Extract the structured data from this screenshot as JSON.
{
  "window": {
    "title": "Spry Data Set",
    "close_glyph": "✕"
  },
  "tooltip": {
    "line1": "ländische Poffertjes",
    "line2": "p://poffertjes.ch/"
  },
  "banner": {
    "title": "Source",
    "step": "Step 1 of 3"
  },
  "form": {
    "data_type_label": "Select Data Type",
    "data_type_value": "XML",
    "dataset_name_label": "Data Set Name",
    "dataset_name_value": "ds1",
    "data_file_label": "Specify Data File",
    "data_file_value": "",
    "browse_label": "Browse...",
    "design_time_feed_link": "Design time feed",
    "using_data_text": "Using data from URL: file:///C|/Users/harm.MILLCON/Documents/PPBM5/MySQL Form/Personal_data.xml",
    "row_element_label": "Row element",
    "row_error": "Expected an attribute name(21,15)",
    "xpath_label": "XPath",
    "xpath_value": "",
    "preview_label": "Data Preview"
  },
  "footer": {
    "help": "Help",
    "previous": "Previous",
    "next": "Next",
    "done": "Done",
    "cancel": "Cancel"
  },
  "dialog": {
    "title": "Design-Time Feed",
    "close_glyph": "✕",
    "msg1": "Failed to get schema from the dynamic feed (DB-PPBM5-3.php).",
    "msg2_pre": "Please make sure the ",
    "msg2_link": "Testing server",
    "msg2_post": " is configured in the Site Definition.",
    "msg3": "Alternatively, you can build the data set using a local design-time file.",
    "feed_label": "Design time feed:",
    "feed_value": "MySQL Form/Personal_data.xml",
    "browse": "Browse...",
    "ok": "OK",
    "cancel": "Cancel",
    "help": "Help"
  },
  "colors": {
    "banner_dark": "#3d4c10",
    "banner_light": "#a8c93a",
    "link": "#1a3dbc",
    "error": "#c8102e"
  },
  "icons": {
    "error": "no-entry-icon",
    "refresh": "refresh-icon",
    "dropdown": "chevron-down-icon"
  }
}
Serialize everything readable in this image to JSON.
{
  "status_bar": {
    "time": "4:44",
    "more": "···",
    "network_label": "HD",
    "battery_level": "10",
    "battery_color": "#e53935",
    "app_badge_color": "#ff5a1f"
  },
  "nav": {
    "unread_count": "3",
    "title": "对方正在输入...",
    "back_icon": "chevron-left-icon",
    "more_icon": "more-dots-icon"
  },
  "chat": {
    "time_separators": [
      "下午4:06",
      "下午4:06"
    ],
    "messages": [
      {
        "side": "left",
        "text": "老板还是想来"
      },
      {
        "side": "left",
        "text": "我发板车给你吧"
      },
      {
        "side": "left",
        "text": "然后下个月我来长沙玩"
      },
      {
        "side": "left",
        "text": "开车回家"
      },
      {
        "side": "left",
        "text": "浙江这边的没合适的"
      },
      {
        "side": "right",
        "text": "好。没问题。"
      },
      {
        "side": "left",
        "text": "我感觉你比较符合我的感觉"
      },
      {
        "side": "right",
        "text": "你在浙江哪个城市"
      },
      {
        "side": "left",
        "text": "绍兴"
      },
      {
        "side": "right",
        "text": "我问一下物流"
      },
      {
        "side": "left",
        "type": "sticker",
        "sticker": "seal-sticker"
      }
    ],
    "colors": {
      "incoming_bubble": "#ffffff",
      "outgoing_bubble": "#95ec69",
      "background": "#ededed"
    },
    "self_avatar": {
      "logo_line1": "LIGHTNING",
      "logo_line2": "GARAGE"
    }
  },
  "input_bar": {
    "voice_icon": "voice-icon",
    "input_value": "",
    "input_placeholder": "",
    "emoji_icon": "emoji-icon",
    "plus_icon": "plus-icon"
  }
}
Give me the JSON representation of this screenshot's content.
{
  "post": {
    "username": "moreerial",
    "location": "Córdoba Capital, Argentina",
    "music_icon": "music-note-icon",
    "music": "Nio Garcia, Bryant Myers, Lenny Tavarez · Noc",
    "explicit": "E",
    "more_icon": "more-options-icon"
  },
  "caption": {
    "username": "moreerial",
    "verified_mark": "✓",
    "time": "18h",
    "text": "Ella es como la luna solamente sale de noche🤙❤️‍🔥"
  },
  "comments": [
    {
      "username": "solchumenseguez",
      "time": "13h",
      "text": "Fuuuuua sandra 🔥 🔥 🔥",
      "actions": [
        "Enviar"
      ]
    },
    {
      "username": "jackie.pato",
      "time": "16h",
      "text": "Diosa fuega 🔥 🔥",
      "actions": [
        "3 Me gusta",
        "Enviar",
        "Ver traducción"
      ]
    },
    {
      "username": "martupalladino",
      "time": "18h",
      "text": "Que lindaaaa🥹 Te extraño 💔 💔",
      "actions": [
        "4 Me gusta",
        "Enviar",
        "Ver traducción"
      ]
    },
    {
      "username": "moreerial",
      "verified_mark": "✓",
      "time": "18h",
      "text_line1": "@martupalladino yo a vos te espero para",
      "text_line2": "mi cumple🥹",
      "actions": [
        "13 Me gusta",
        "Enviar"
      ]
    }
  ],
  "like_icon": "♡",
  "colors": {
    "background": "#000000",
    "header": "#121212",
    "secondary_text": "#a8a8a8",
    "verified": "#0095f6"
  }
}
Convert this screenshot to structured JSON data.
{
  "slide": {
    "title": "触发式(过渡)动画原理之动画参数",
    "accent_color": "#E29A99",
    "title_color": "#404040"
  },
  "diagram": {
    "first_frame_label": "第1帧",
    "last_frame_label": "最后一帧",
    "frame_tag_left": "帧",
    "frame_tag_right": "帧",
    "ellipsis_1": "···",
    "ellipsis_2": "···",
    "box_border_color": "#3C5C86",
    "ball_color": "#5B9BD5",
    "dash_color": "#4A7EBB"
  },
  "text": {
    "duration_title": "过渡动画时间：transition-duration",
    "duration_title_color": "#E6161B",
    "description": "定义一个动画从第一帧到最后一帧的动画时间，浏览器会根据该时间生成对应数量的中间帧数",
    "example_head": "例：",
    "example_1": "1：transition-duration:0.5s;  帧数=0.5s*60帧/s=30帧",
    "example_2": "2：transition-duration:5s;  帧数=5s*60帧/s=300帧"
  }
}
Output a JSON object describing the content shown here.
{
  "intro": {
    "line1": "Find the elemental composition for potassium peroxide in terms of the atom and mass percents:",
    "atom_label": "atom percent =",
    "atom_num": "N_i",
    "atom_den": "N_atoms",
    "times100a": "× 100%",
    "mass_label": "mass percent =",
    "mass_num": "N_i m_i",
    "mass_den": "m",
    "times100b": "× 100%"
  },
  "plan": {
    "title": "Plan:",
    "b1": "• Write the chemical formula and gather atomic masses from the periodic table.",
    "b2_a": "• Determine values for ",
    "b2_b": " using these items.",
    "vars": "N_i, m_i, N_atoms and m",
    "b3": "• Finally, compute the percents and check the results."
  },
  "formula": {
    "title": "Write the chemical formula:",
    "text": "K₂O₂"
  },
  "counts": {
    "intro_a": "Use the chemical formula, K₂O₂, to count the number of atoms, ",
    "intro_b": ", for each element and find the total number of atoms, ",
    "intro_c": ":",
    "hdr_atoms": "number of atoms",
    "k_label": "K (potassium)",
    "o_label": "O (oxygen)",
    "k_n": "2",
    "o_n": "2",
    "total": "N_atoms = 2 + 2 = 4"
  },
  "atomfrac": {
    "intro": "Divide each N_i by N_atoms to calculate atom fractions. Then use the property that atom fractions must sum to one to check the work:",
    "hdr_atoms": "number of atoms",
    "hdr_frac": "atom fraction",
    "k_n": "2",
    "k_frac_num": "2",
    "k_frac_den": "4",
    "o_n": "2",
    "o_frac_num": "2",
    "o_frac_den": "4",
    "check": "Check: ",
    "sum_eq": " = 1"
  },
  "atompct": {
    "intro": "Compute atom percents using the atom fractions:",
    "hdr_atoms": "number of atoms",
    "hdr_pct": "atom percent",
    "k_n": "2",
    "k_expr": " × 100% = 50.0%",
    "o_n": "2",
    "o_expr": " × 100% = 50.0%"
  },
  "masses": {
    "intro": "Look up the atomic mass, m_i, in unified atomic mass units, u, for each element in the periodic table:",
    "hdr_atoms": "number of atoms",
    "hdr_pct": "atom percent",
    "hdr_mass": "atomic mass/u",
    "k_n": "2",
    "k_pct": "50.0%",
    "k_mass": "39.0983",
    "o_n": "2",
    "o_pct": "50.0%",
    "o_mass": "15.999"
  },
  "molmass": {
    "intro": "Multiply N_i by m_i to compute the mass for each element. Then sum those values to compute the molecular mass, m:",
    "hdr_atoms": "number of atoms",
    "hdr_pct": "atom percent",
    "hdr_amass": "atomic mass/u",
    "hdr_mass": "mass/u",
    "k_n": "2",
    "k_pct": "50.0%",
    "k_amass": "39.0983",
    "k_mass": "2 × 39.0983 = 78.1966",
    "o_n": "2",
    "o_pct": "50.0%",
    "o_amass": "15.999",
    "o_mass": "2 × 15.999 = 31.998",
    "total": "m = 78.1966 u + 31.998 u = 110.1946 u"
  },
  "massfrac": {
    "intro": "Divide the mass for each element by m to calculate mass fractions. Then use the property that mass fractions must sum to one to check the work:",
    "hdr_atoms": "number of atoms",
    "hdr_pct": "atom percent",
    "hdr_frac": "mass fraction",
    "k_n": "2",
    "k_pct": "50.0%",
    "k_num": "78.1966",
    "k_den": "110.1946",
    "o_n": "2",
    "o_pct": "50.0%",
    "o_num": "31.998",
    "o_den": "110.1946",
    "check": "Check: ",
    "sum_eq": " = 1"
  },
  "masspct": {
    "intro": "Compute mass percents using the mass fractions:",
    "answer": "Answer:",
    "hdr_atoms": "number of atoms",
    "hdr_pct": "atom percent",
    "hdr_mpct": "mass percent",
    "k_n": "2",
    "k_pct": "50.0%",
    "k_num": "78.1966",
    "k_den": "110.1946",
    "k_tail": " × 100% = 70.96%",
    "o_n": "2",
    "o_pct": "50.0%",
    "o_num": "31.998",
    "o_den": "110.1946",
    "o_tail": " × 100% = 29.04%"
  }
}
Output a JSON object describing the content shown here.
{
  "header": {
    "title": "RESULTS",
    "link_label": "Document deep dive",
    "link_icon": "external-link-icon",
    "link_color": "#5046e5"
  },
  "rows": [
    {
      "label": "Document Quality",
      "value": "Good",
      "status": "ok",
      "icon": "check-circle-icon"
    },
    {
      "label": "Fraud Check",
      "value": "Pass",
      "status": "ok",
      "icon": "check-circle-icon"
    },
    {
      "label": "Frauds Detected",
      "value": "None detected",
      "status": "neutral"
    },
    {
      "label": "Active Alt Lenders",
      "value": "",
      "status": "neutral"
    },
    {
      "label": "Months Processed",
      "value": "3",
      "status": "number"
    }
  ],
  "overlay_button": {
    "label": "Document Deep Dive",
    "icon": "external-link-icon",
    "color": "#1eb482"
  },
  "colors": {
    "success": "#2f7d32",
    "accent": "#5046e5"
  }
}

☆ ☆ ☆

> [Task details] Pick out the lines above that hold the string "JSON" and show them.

> [Output for this task]
Extract the structured data from this screenshot as JSON.
Serialize everything readable in this image to JSON.
Give me the JSON representation of this screenshot's content.
Convert this screenshot to structured JSON data.
Output a JSON object describing the content shown here.
Output a JSON object describing the content shown here.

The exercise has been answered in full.